"I worked with some of the highest quality healthcare data."
Sourlas knows the benefits. After he graduated from Harvard University with a master’s degree in statistics, Sourlas worked for NASA analysing space observatory data on quasars (extremely luminous, active, galactic nuclei) and black holes, but left after two years to enter the healthcare industry.
His first job in this sector was with the US Department of Veteran Affairs (VA) where he worked in one of its 19 centres of excellence. He said: “I worked there with some of the most complete and highest-quality healthcare data.”
When asked why the data was of such high quality, Sourlas responded that these specific centres were closed, highly regulated systems. The use of funds that came from the government, and ultimately the taxpayer, meant that it was important for a structure to be in place. The centres also had a high degree of autonomy. He said: “The VA has its own clinics, its own doctors, its own provisions and information. That level of integration along with the fact that it was public and highly-regulated facilitated the great quality of data to start with.”
"The centre of excellence became the gold standard within Bupa globally."
Sourlas then joined Bupa, an international healthcare group, and built an analytics function and ultimately a centre of excellence. “Along with my data and analytic experience, the business and healthcare expertise within the organisation meant we were able to move quickly in setting up an initial analytic function. Over the next few years, this function and the insights it produced became the gold standard within Bupa globally.”
Nowadays, the Healthcare Analytic Centre is part of a global team that sets data and analytic standards across the business. These range from common definitions and minimum data capture requirements to standard reporting and programmes to manage risk and potential fraud.
Sourlas continued: “This company understands the value of analytics and it’s great to see the work of my team having an impact at every level. The analytic centre of excellence provides everything from guidelines on pricing models and contracting principles to coding structures and IT infrastructure.”
There are several other benefits. “You do get some money dedicated for a particular purpose – finding research or business-related methods, and that focus helps.”
"You bring people together with similar interests."
Another advantage is the concentration of talent, as working within a centre of excellence gets people to work towards a common goal. “You bring together people with similar interests to do a similar type of work that they do together in a group,” he said.
He found this way of working less challenging than trying to coordinate efforts of data specialists working in different parts of an organisation. He explained: “A centre of excellence probably works a bit better than if you are spread out in different analytics teams. In that case, you need to align priorities and find out who pays for what.”
However, Sourlas was clear that centres of excellence are not the right solution for every organisation. He said: “I wouldn’t say that this is the panacea to everything. It’s not as simple as saying, ‘Everyone should have one’.”

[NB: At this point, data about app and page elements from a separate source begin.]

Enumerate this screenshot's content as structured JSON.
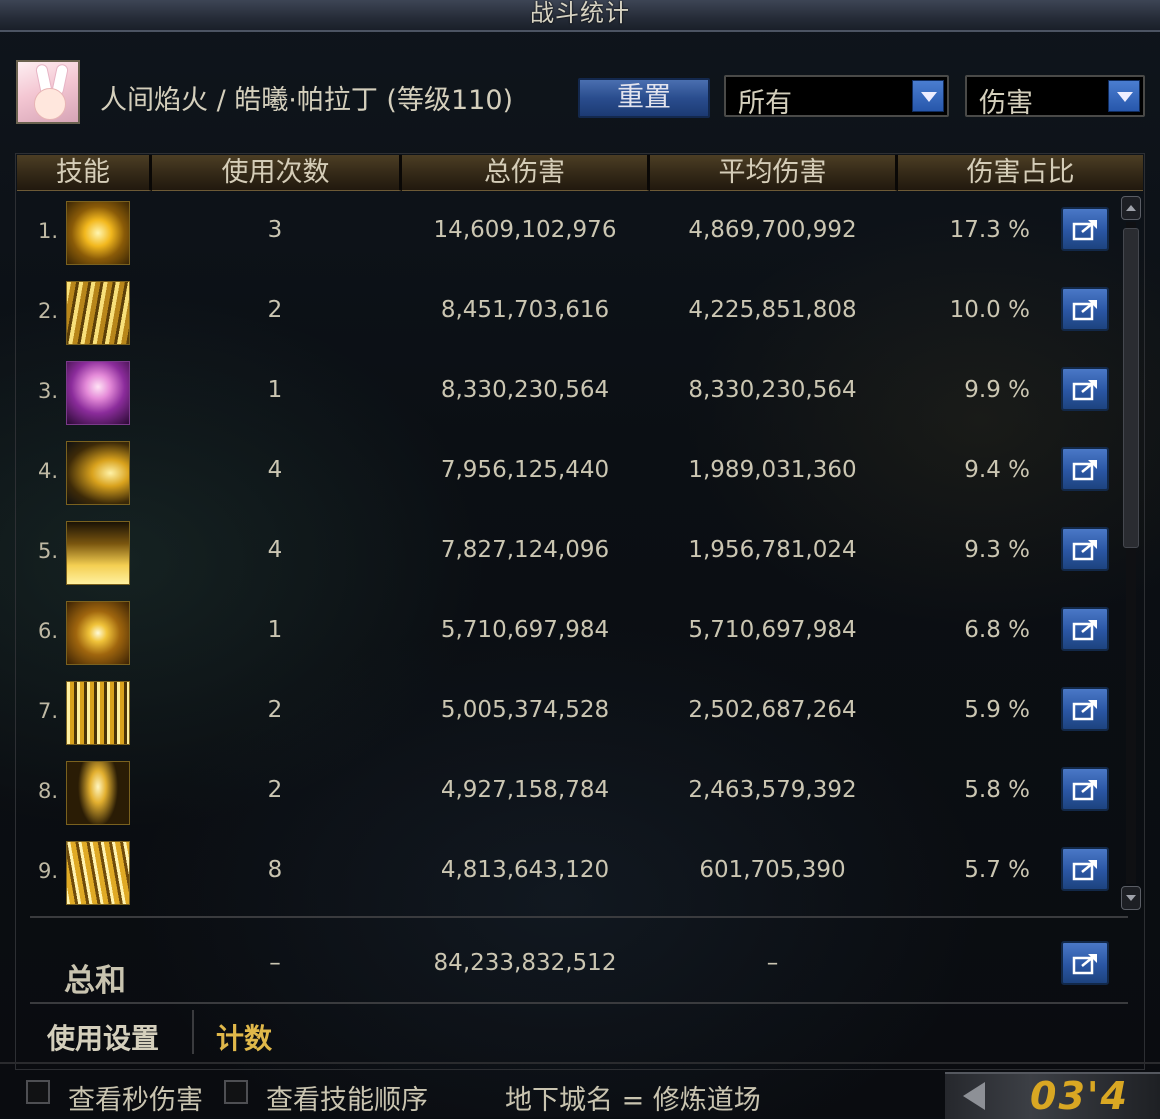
{
  "window": {
    "title": "战斗统计"
  },
  "character": {
    "name": "人间焰火 / 皓曦·帕拉丁 (等级110)"
  },
  "controls": {
    "reset_label": "重置",
    "filter_selected": "所有",
    "metric_selected": "伤害"
  },
  "table": {
    "headers": [
      "技能",
      "使用次数",
      "总伤害",
      "平均伤害",
      "伤害占比"
    ],
    "rows": [
      {
        "index": "1.",
        "uses": "3",
        "total": "14,609,102,976",
        "avg": "4,869,700,992",
        "pct": "17.3 %"
      },
      {
        "index": "2.",
        "uses": "2",
        "total": "8,451,703,616",
        "avg": "4,225,851,808",
        "pct": "10.0 %"
      },
      {
        "index": "3.",
        "uses": "1",
        "total": "8,330,230,564",
        "avg": "8,330,230,564",
        "pct": "9.9 %"
      },
      {
        "index": "4.",
        "uses": "4",
        "total": "7,956,125,440",
        "avg": "1,989,031,360",
        "pct": "9.4 %"
      },
      {
        "index": "5.",
        "uses": "4",
        "total": "7,827,124,096",
        "avg": "1,956,781,024",
        "pct": "9.3 %"
      },
      {
        "index": "6.",
        "uses": "1",
        "total": "5,710,697,984",
        "avg": "5,710,697,984",
        "pct": "6.8 %"
      },
      {
        "index": "7.",
        "uses": "2",
        "total": "5,005,374,528",
        "avg": "2,502,687,264",
        "pct": "5.9 %"
      },
      {
        "index": "8.",
        "uses": "2",
        "total": "4,927,158,784",
        "avg": "2,463,579,392",
        "pct": "5.8 %"
      },
      {
        "index": "9.",
        "uses": "8",
        "total": "4,813,643,120",
        "avg": "601,705,390",
        "pct": "5.7 %"
      }
    ],
    "totals": {
      "label": "总和",
      "uses": "–",
      "total": "84,233,832,512",
      "avg": "–"
    }
  },
  "tabs": {
    "settings_label": "使用设置",
    "count_label": "计数"
  },
  "footer": {
    "per_second_label": "查看秒伤害",
    "skill_order_label": "查看技能顺序",
    "dungeon_label": "地下城名 = 修炼道场",
    "timer": "03'4"
  },
  "colors": {
    "accent_gold": "#e0b84a",
    "button_blue": "#2a56a3"
  }
}
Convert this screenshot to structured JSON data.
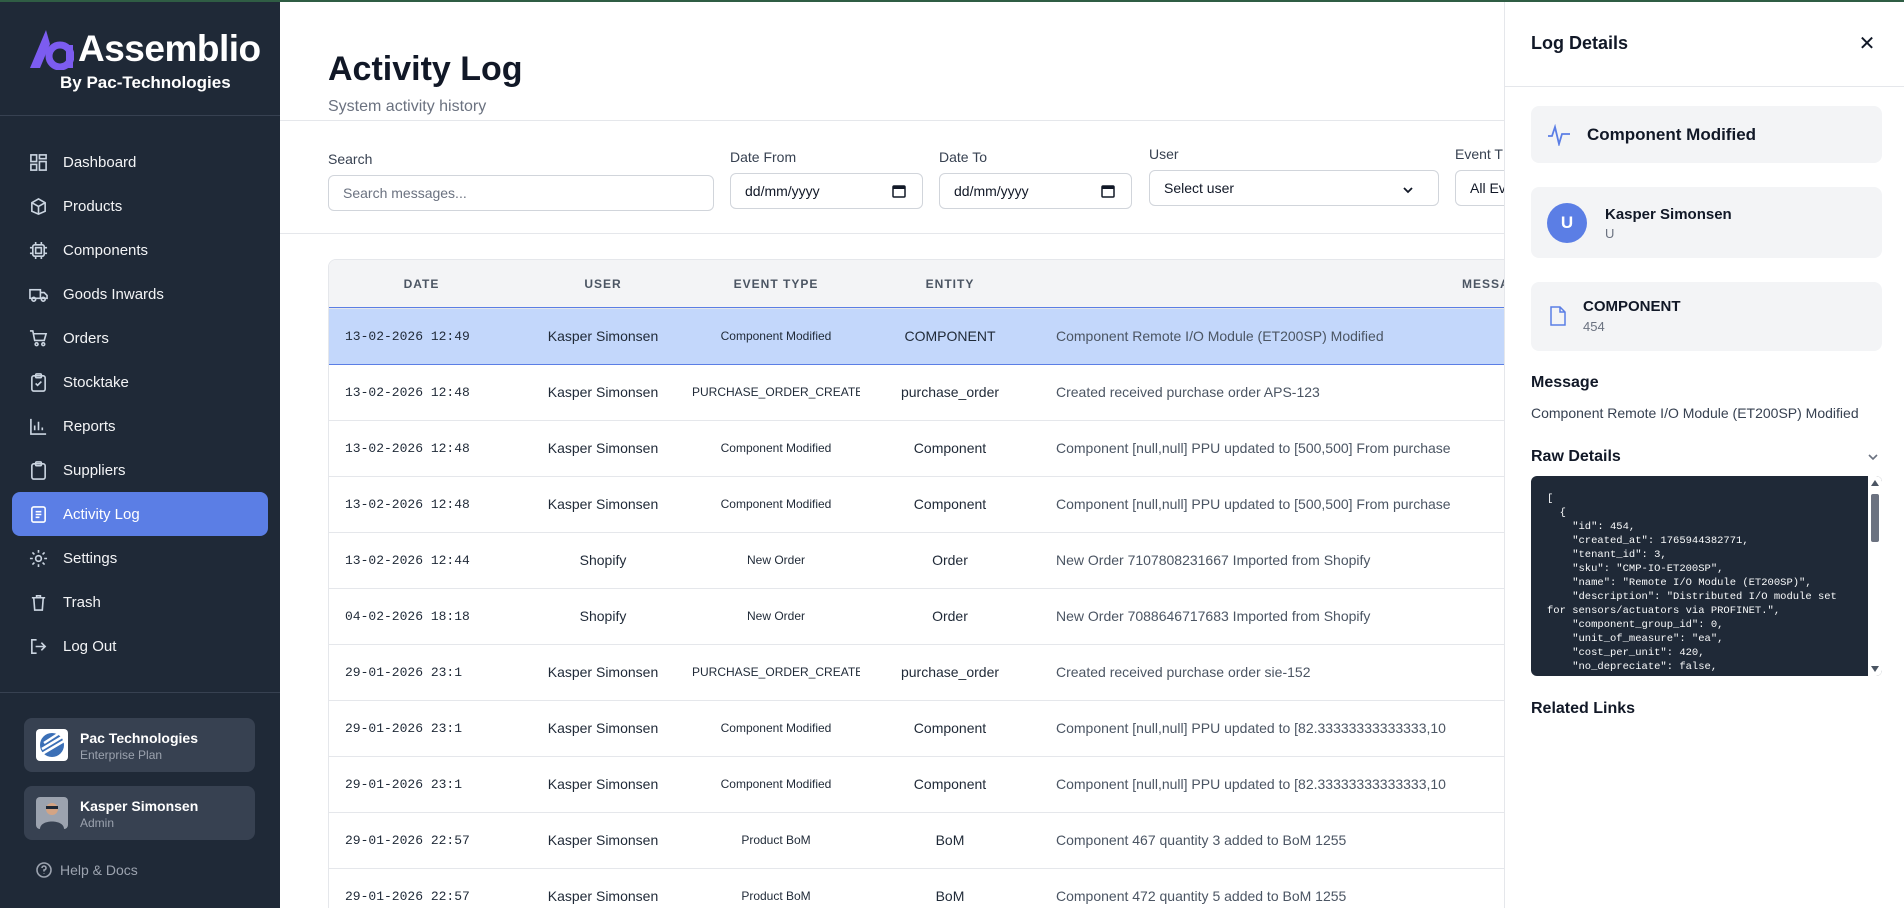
{
  "brand": {
    "name": "Assemblio",
    "sub": "By Pac-Technologies"
  },
  "sidebar": {
    "items": [
      {
        "label": "Dashboard",
        "icon": "dashboard-icon"
      },
      {
        "label": "Products",
        "icon": "package-icon"
      },
      {
        "label": "Components",
        "icon": "chip-icon"
      },
      {
        "label": "Goods Inwards",
        "icon": "truck-icon"
      },
      {
        "label": "Orders",
        "icon": "cart-icon"
      },
      {
        "label": "Stocktake",
        "icon": "clipboard-check-icon"
      },
      {
        "label": "Reports",
        "icon": "bar-chart-icon"
      },
      {
        "label": "Suppliers",
        "icon": "clipboard-icon"
      },
      {
        "label": "Activity Log",
        "icon": "activity-log-icon",
        "active": true
      },
      {
        "label": "Settings",
        "icon": "gear-icon"
      },
      {
        "label": "Trash",
        "icon": "trash-icon"
      },
      {
        "label": "Log Out",
        "icon": "logout-icon"
      }
    ],
    "org": {
      "name": "Pac Technologies",
      "plan": "Enterprise Plan"
    },
    "user": {
      "name": "Kasper Simonsen",
      "role": "Admin"
    },
    "help": "Help & Docs"
  },
  "header": {
    "title": "Activity Log",
    "subtitle": "System activity history"
  },
  "filters": {
    "search_label": "Search",
    "search_placeholder": "Search messages...",
    "date_from_label": "Date From",
    "date_from_value": "dd/mm/yyyy",
    "date_to_label": "Date To",
    "date_to_value": "dd/mm/yyyy",
    "user_label": "User",
    "user_value": "Select user",
    "event_label": "Event T",
    "event_value": "All Ev"
  },
  "table": {
    "columns": [
      "DATE",
      "USER",
      "EVENT TYPE",
      "ENTITY",
      "MESSAGE"
    ],
    "rows": [
      {
        "date": "13-02-2026 12:49",
        "user": "Kasper Simonsen",
        "event": "Component Modified",
        "entity": "COMPONENT",
        "message": "Component Remote I/O Module (ET200SP) Modified"
      },
      {
        "date": "13-02-2026 12:48",
        "user": "Kasper Simonsen",
        "event": "PURCHASE_ORDER_CREATED",
        "entity": "purchase_order",
        "message": "Created received purchase order APS-123"
      },
      {
        "date": "13-02-2026 12:48",
        "user": "Kasper Simonsen",
        "event": "Component Modified",
        "entity": "Component",
        "message": "Component [null,null] PPU updated to [500,500] From purchase"
      },
      {
        "date": "13-02-2026 12:48",
        "user": "Kasper Simonsen",
        "event": "Component Modified",
        "entity": "Component",
        "message": "Component [null,null] PPU updated to [500,500] From purchase"
      },
      {
        "date": "13-02-2026 12:44",
        "user": "Shopify",
        "event": "New Order",
        "entity": "Order",
        "message": "New Order 7107808231667 Imported from Shopify"
      },
      {
        "date": "04-02-2026 18:18",
        "user": "Shopify",
        "event": "New Order",
        "entity": "Order",
        "message": "New Order 7088646717683 Imported from Shopify"
      },
      {
        "date": "29-01-2026 23:1",
        "user": "Kasper Simonsen",
        "event": "PURCHASE_ORDER_CREATED",
        "entity": "purchase_order",
        "message": "Created received purchase order sie-152"
      },
      {
        "date": "29-01-2026 23:1",
        "user": "Kasper Simonsen",
        "event": "Component Modified",
        "entity": "Component",
        "message": "Component [null,null] PPU updated to [82.33333333333333,10"
      },
      {
        "date": "29-01-2026 23:1",
        "user": "Kasper Simonsen",
        "event": "Component Modified",
        "entity": "Component",
        "message": "Component [null,null] PPU updated to [82.33333333333333,10"
      },
      {
        "date": "29-01-2026 22:57",
        "user": "Kasper Simonsen",
        "event": "Product BoM",
        "entity": "BoM",
        "message": "Component 467 quantity 3 added to BoM 1255"
      },
      {
        "date": "29-01-2026 22:57",
        "user": "Kasper Simonsen",
        "event": "Product BoM",
        "entity": "BoM",
        "message": "Component 472 quantity 5 added to BoM 1255"
      }
    ]
  },
  "panel": {
    "title": "Log Details",
    "event_title": "Component Modified",
    "user_initial": "U",
    "user_name": "Kasper Simonsen",
    "user_sub": "U",
    "entity_name": "COMPONENT",
    "entity_id": "454",
    "message_heading": "Message",
    "message_text": "Component Remote I/O Module (ET200SP) Modified",
    "raw_heading": "Raw Details",
    "raw_text": "[\n  {\n    \"id\": 454,\n    \"created_at\": 1765944382771,\n    \"tenant_id\": 3,\n    \"sku\": \"CMP-IO-ET200SP\",\n    \"name\": \"Remote I/O Module (ET200SP)\",\n    \"description\": \"Distributed I/O module set\nfor sensors/actuators via PROFINET.\",\n    \"component_group_id\": 0,\n    \"unit_of_measure\": \"ea\",\n    \"cost_per_unit\": 420,\n    \"no_depreciate\": false,",
    "related_heading": "Related Links"
  },
  "colors": {
    "sidebar": "#1f2937",
    "accent": "#5b7ee5",
    "selected_row": "#c3d7fb"
  }
}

That means asking the right questions before implementation. According to Sourlas, there are at least five that need to be considered. How do you set it up? Where do you set it up? How do you fund it? How centralised do you make the centre of excellence? How do you leverage it for different parts of the company?
Working within this type of framework has been beneficial for Sourlas. He said: “At the end of the day, I think there is value from it and that’s why people are trying to figure it out.”